# WHAT IS BEING ASKED
Without changing a single word, restate the entries below.

Data items
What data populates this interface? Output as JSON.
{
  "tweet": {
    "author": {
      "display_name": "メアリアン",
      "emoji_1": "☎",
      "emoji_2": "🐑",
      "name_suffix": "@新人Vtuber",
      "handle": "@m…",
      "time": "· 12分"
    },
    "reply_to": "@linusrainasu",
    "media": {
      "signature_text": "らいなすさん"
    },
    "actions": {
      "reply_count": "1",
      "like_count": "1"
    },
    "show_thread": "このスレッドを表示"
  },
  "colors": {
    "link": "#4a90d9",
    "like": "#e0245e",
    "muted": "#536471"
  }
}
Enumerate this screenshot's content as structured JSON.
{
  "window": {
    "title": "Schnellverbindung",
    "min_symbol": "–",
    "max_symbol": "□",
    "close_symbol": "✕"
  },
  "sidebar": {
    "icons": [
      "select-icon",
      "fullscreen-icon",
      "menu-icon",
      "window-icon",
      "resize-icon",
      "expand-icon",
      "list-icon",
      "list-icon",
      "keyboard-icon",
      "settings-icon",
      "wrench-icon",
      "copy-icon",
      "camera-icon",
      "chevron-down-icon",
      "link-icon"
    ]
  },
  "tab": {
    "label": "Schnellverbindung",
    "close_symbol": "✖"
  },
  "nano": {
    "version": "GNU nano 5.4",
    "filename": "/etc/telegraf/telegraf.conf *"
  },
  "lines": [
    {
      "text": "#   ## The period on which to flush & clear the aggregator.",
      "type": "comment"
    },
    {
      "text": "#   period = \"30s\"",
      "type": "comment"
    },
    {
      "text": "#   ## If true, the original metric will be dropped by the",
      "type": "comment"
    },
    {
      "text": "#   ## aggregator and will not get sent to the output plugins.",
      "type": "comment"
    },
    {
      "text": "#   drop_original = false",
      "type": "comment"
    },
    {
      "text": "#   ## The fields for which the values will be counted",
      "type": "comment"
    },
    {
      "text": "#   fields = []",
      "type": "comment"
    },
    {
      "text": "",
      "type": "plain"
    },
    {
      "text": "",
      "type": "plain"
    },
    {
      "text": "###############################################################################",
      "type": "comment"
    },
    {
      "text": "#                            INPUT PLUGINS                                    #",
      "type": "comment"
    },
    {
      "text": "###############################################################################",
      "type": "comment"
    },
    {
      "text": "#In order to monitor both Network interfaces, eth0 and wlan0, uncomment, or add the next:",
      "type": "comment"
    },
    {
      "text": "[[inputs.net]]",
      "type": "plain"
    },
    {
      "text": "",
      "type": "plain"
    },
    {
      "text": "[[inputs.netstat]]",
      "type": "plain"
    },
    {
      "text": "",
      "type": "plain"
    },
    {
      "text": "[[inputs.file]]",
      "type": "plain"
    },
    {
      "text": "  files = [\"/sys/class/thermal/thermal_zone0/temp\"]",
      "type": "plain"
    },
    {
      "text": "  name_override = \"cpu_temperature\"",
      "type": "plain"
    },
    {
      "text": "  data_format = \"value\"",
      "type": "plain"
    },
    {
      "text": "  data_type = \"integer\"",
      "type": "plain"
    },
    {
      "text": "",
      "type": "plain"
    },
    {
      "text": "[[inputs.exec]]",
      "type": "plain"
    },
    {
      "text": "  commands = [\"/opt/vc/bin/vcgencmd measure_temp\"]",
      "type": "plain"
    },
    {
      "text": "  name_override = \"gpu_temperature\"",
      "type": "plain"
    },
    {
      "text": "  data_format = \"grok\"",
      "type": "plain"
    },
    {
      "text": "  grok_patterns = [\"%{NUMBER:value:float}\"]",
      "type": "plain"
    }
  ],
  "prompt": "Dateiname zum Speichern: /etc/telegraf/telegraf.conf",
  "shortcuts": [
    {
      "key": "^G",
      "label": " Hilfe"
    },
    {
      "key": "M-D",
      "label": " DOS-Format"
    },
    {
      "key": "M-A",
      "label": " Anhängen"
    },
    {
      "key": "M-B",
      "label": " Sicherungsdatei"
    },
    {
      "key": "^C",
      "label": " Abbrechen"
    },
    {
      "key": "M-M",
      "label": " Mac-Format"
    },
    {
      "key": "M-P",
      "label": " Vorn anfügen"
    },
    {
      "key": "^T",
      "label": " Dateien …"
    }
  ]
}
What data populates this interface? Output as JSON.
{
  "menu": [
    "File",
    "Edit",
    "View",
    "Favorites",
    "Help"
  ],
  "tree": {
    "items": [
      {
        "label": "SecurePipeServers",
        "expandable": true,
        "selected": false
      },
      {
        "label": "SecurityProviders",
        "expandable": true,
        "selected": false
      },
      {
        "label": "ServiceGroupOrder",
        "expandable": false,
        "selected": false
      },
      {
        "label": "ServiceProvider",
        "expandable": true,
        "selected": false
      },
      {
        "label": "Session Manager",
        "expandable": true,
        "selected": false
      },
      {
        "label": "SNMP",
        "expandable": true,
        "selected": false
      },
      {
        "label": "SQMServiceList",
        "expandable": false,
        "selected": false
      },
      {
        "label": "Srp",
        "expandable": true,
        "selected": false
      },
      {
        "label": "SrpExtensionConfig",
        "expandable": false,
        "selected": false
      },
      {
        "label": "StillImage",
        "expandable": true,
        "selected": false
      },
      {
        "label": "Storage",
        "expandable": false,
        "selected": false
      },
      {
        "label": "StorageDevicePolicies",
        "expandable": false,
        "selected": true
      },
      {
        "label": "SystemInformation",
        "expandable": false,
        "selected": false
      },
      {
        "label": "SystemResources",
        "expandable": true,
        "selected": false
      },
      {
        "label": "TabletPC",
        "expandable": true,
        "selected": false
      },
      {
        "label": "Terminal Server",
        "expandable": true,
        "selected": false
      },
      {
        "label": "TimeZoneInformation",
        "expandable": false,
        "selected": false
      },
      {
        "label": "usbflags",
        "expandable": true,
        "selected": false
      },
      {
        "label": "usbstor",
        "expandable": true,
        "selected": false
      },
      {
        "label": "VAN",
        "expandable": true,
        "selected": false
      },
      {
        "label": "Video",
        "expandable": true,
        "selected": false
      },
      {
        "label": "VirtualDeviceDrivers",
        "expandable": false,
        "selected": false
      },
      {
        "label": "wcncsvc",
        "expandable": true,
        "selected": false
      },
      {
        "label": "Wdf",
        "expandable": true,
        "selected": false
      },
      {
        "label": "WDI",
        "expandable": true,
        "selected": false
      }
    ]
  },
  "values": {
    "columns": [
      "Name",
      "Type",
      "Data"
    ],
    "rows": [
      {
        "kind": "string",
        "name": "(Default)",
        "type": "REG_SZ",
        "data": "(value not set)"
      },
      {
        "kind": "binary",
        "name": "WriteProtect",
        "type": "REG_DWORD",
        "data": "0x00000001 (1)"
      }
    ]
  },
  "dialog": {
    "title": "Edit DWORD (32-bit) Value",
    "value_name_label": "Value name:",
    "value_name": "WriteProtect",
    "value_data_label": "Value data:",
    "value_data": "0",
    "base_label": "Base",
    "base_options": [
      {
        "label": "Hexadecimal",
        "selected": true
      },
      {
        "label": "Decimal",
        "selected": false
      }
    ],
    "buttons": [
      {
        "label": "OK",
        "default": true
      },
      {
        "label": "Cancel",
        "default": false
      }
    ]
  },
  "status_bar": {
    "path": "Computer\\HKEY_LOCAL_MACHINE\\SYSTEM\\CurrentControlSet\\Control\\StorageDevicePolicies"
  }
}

# WRITTEN REPLY
What data populates this interface? Output as JSON.
{
  "tweet": {
    "author": {
      "display_name": "メアリアン",
      "emoji_1": "☎",
      "emoji_2": "🐑",
      "name_suffix": "@新人Vtuber",
      "handle": "@m…",
      "time": "· 12分"
    },
    "reply_to": "@linusrainasu",
    "media": {
      "signature_text": "らいなすさん"
    },
    "actions": {
      "reply_count": "1",
      "like_count": "1"
    },
    "show_thread": "このスレッドを表示"
  },
  "colors": {
    "link": "#4a90d9",
    "like": "#e0245e",
    "muted": "#536471"
  }
}
Enumerate this screenshot's content as structured JSON.
{
  "window": {
    "title": "Schnellverbindung",
    "min_symbol": "–",
    "max_symbol": "□",
    "close_symbol": "✕"
  },
  "sidebar": {
    "icons": [
      "select-icon",
      "fullscreen-icon",
      "menu-icon",
      "window-icon",
      "resize-icon",
      "expand-icon",
      "list-icon",
      "list-icon",
      "keyboard-icon",
      "settings-icon",
      "wrench-icon",
      "copy-icon",
      "camera-icon",
      "chevron-down-icon",
      "link-icon"
    ]
  },
  "tab": {
    "label": "Schnellverbindung",
    "close_symbol": "✖"
  },
  "nano": {
    "version": "GNU nano 5.4",
    "filename": "/etc/telegraf/telegraf.conf *"
  },
  "lines": [
    {
      "text": "#   ## The period on which to flush & clear the aggregator.",
      "type": "comment"
    },
    {
      "text": "#   period = \"30s\"",
      "type": "comment"
    },
    {
      "text": "#   ## If true, the original metric will be dropped by the",
      "type": "comment"
    },
    {
      "text": "#   ## aggregator and will not get sent to the output plugins.",
      "type": "comment"
    },
    {
      "text": "#   drop_original = false",
      "type": "comment"
    },
    {
      "text": "#   ## The fields for which the values will be counted",
      "type": "comment"
    },
    {
      "text": "#   fields = []",
      "type": "comment"
    },
    {
      "text": "",
      "type": "plain"
    },
    {
      "text": "",
      "type": "plain"
    },
    {
      "text": "###############################################################################",
      "type": "comment"
    },
    {
      "text": "#                            INPUT PLUGINS                                    #",
      "type": "comment"
    },
    {
      "text": "###############################################################################",
      "type": "comment"
    },
    {
      "text": "#In order to monitor both Network interfaces, eth0 and wlan0, uncomment, or add the next:",
      "type": "comment"
    },
    {
      "text": "[[inputs.net]]",
      "type": "plain"
    },
    {
      "text": "",
      "type": "plain"
    },
    {
      "text": "[[inputs.netstat]]",
      "type": "plain"
    },
    {
      "text": "",
      "type": "plain"
    },
    {
      "text": "[[inputs.file]]",
      "type": "plain"
    },
    {
      "text": "  files = [\"/sys/class/thermal/thermal_zone0/temp\"]",
      "type": "plain"
    },
    {
      "text": "  name_override = \"cpu_temperature\"",
      "type": "plain"
    },
    {
      "text": "  data_format = \"value\"",
      "type": "plain"
    },
    {
      "text": "  data_type = \"integer\"",
      "type": "plain"
    },
    {
      "text": "",
      "type": "plain"
    },
    {
      "text": "[[inputs.exec]]",
      "type": "plain"
    },
    {
      "text": "  commands = [\"/opt/vc/bin/vcgencmd measure_temp\"]",
      "type": "plain"
    },
    {
      "text": "  name_override = \"gpu_temperature\"",
      "type": "plain"
    },
    {
      "text": "  data_format = \"grok\"",
      "type": "plain"
    },
    {
      "text": "  grok_patterns = [\"%{NUMBER:value:float}\"]",
      "type": "plain"
    }
  ],
  "prompt": "Dateiname zum Speichern: /etc/telegraf/telegraf.conf",
  "shortcuts": [
    {
      "key": "^G",
      "label": " Hilfe"
    },
    {
      "key": "M-D",
      "label": " DOS-Format"
    },
    {
      "key": "M-A",
      "label": " Anhängen"
    },
    {
      "key": "M-B",
      "label": " Sicherungsdatei"
    },
    {
      "key": "^C",
      "label": " Abbrechen"
    },
    {
      "key": "M-M",
      "label": " Mac-Format"
    },
    {
      "key": "M-P",
      "label": " Vorn anfügen"
    },
    {
      "key": "^T",
      "label": " Dateien …"
    }
  ]
}
What data populates this interface? Output as JSON.
{
  "menu": [
    "File",
    "Edit",
    "View",
    "Favorites",
    "Help"
  ],
  "tree": {
    "items": [
      {
        "label": "SecurePipeServers",
        "expandable": true,
        "selected": false
      },
      {
        "label": "SecurityProviders",
        "expandable": true,
        "selected": false
      },
      {
        "label": "ServiceGroupOrder",
        "expandable": false,
        "selected": false
      },
      {
        "label": "ServiceProvider",
        "expandable": true,
        "selected": false
      },
      {
        "label": "Session Manager",
        "expandable": true,
        "selected": false
      },
      {
        "label": "SNMP",
        "expandable": true,
        "selected": false
      },
      {
        "label": "SQMServiceList",
        "expandable": false,
        "selected": false
      },
      {
        "label": "Srp",
        "expandable": true,
        "selected": false
      },
      {
        "label": "SrpExtensionConfig",
        "expandable": false,
        "selected": false
      },
      {
        "label": "StillImage",
        "expandable": true,
        "selected": false
      },
      {
        "label": "Storage",
        "expandable": false,
        "selected": false
      },
      {
        "label": "StorageDevicePolicies",
        "expandable": false,
        "selected": true
      },
      {
        "label": "SystemInformation",
        "expandable": false,
        "selected": false
      },
      {
        "label": "SystemResources",
        "expandable": true,
        "selected": false
      },
      {
        "label": "TabletPC",
        "expandable": true,
        "selected": false
      },
      {
        "label": "Terminal Server",
        "expandable": true,
        "selected": false
      },
      {
        "label": "TimeZoneInformation",
        "expandable": false,
        "selected": false
      },
      {
        "label": "usbflags",
        "expandable": true,
        "selected": false
      },
      {
        "label": "usbstor",
        "expandable": true,
        "selected": false
      },
      {
        "label": "VAN",
        "expandable": true,
        "selected": false
      },
      {
        "label": "Video",
        "expandable": true,
        "selected": false
      },
      {
        "label": "VirtualDeviceDrivers",
        "expandable": false,
        "selected": false
      },
      {
        "label": "wcncsvc",
        "expandable": true,
        "selected": false
      },
      {
        "label": "Wdf",
        "expandable": true,
        "selected": false
      },
      {
        "label": "WDI",
        "expandable": true,
        "selected": false
      }
    ]
  },
  "values": {
    "columns": [
      "Name",
      "Type",
      "Data"
    ],
    "rows": [
      {
        "kind": "string",
        "name": "(Default)",
        "type": "REG_SZ",
        "data": "(value not set)"
      },
      {
        "kind": "binary",
        "name": "WriteProtect",
        "type": "REG_DWORD",
        "data": "0x00000001 (1)"
      }
    ]
  },
  "dialog": {
    "title": "Edit DWORD (32-bit) Value",
    "value_name_label": "Value name:",
    "value_name": "WriteProtect",
    "value_data_label": "Value data:",
    "value_data": "0",
    "base_label": "Base",
    "base_options": [
      {
        "label": "Hexadecimal",
        "selected": true
      },
      {
        "label": "Decimal",
        "selected": false
      }
    ],
    "buttons": [
      {
        "label": "OK",
        "default": true
      },
      {
        "label": "Cancel",
        "default": false
      }
    ]
  },
  "status_bar": {
    "path": "Computer\\HKEY_LOCAL_MACHINE\\SYSTEM\\CurrentControlSet\\Control\\StorageDevicePolicies"
  }
}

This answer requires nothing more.